The Lancaster District CSP – a collective of public, voluntary, community and private organisations who aim to make the district’s communities safer – said that some of the increase in violent crime is due to changes in recording practices, and generally reflected the national picture.
Sexual offences have increased across Lancashire by 31.5 per cent, and all 14 districts are showing an increase, although proportionally – Lancaster has had one of the smallest increases in the county. A report to Lancaster City Council’s overview and scrutiny committee said: “The number of sexual offences where the use of social media/mobile phones for the purpose of contacting the victim and requesting/sending of images has been increasing in recent years. Victims are usually under the age of 16.
“Domestic abuse has increased across Lancashire by 18.1 per cent. 87 of the 127 increase relates to domestic assaults, with 44 relating to harassment.”
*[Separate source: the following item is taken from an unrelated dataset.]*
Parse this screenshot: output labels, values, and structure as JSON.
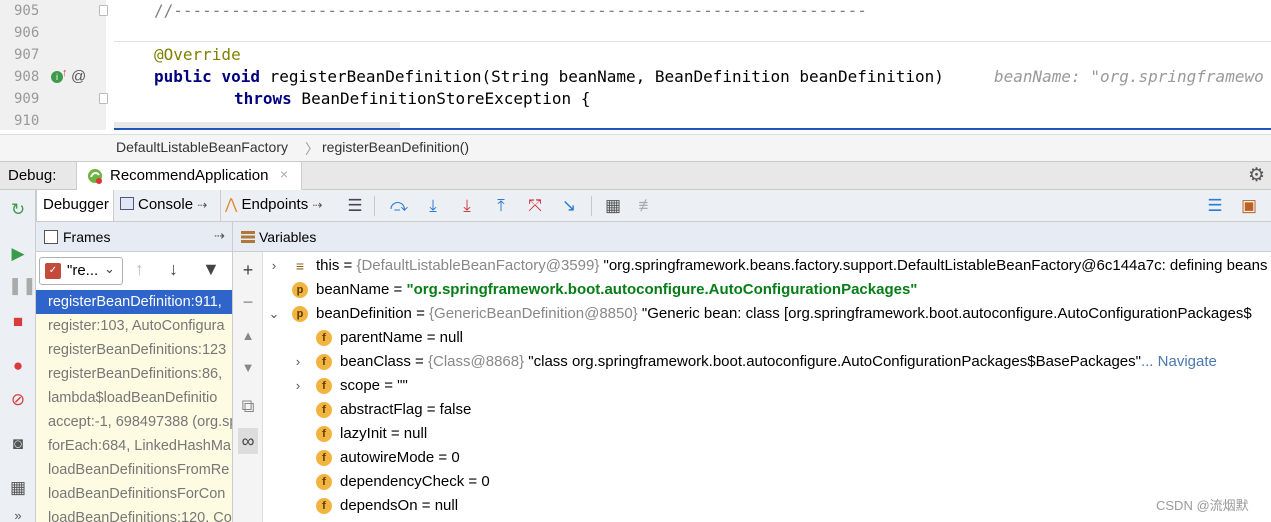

Road safety figures showed that serious and slight injury to both adults and children had decreased between 2014 and 2015, although there had been one more fatality in 2015/16 than the year before, from four deaths in 2014/15 and five deaths in 2015/16.
Lancaster however had the highest number of road deaths and serious injuries across the county, which has been a trend over recent years, although the numbers have been reducing, the report said.
Reports of hate crime “remained similar” to the year before, according to the CSP report, however there had been 19 reported incidents since June.
In response to whether there has been any increases since the Brexit vote – the report said the number of offences have remained similar, with 35 hate crimes recorded, compared to 31 at the same time last year.
The ethnic breakdown of the victims however showed the majority of victims are White North European.
The report said that none of the offences appear to contain language or statements which suggest they are linked to the vote. The monthly average currently stands at 7 offences per month.
Coun Brendan Hughes, Cabinet member with responsibility for community safety, said: “All organisations and agencies involved in the Lancaster District’s Community Safety Partnership take their role very seriously and as the report shows have been working together positively to look at the best ways in which we can keep local residents and visitors to the area safe.
“What we have seen however, is a significant reduction in the level of antisocial behaviour which makes up by far the greatest number of incidents.
“This is not in common with the rest of Lancashire and is very much attributable to the excellent examples of partnership working and support mechanisms we have put in place.”
Over the last 12 months, the Lancaster District CSP has commissioned, overseen and approved a Domestic Homicide Review (DHR) within the district.
The report is now awaiting approval with the Home Office Quality Assurance panel and will be seen in December 2016.
The Partnership has also approved £12,000 of funding for domestic abuse targeting projects, and £12,978 of funding for projects targeting other CSP priorities.
A total of £4,600 of CSP funding has also been allocated for hate crime and community cohesion projects.